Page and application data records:
________________________
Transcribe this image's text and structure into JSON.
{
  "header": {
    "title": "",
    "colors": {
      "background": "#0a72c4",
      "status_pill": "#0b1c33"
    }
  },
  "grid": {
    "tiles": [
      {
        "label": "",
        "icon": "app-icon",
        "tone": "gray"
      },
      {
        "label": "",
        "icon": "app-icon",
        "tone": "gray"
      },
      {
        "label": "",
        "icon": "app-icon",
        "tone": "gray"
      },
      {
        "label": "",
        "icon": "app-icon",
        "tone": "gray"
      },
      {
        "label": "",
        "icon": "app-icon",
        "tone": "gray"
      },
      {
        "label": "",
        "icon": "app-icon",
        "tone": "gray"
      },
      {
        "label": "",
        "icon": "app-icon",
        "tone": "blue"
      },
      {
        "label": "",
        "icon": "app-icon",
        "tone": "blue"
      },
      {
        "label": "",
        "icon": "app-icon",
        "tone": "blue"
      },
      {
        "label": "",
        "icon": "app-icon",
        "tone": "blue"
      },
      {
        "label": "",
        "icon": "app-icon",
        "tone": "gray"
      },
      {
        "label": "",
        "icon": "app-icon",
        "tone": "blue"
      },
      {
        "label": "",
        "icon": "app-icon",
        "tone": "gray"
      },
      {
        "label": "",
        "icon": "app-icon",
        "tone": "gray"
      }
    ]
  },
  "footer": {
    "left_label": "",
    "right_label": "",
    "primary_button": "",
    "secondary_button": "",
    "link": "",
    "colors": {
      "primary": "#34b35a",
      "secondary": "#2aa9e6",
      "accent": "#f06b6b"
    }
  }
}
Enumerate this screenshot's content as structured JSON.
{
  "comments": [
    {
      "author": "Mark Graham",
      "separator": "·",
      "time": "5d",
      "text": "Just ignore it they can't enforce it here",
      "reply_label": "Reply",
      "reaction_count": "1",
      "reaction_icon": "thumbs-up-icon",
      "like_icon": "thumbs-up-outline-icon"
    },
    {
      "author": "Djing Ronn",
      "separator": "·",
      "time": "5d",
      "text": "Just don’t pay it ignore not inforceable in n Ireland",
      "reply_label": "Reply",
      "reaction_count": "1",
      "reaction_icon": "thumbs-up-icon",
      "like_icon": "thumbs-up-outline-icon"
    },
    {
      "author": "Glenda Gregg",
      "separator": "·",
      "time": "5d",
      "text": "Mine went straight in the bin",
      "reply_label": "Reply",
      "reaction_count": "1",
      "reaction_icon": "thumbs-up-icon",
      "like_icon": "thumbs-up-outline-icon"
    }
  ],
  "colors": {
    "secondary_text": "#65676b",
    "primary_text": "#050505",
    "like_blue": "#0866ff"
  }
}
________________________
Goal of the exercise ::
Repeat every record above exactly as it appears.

The answer ::
Transcribe this image's text and structure into JSON.
{
  "header": {
    "title": "",
    "colors": {
      "background": "#0a72c4",
      "status_pill": "#0b1c33"
    }
  },
  "grid": {
    "tiles": [
      {
        "label": "",
        "icon": "app-icon",
        "tone": "gray"
      },
      {
        "label": "",
        "icon": "app-icon",
        "tone": "gray"
      },
      {
        "label": "",
        "icon": "app-icon",
        "tone": "gray"
      },
      {
        "label": "",
        "icon": "app-icon",
        "tone": "gray"
      },
      {
        "label": "",
        "icon": "app-icon",
        "tone": "gray"
      },
      {
        "label": "",
        "icon": "app-icon",
        "tone": "gray"
      },
      {
        "label": "",
        "icon": "app-icon",
        "tone": "blue"
      },
      {
        "label": "",
        "icon": "app-icon",
        "tone": "blue"
      },
      {
        "label": "",
        "icon": "app-icon",
        "tone": "blue"
      },
      {
        "label": "",
        "icon": "app-icon",
        "tone": "blue"
      },
      {
        "label": "",
        "icon": "app-icon",
        "tone": "gray"
      },
      {
        "label": "",
        "icon": "app-icon",
        "tone": "blue"
      },
      {
        "label": "",
        "icon": "app-icon",
        "tone": "gray"
      },
      {
        "label": "",
        "icon": "app-icon",
        "tone": "gray"
      }
    ]
  },
  "footer": {
    "left_label": "",
    "right_label": "",
    "primary_button": "",
    "secondary_button": "",
    "link": "",
    "colors": {
      "primary": "#34b35a",
      "secondary": "#2aa9e6",
      "accent": "#f06b6b"
    }
  }
}
Enumerate this screenshot's content as structured JSON.
{
  "comments": [
    {
      "author": "Mark Graham",
      "separator": "·",
      "time": "5d",
      "text": "Just ignore it they can't enforce it here",
      "reply_label": "Reply",
      "reaction_count": "1",
      "reaction_icon": "thumbs-up-icon",
      "like_icon": "thumbs-up-outline-icon"
    },
    {
      "author": "Djing Ronn",
      "separator": "·",
      "time": "5d",
      "text": "Just don’t pay it ignore not inforceable in n Ireland",
      "reply_label": "Reply",
      "reaction_count": "1",
      "reaction_icon": "thumbs-up-icon",
      "like_icon": "thumbs-up-outline-icon"
    },
    {
      "author": "Glenda Gregg",
      "separator": "·",
      "time": "5d",
      "text": "Mine went straight in the bin",
      "reply_label": "Reply",
      "reaction_count": "1",
      "reaction_icon": "thumbs-up-icon",
      "like_icon": "thumbs-up-outline-icon"
    }
  ],
  "colors": {
    "secondary_text": "#65676b",
    "primary_text": "#050505",
    "like_blue": "#0866ff"
  }
}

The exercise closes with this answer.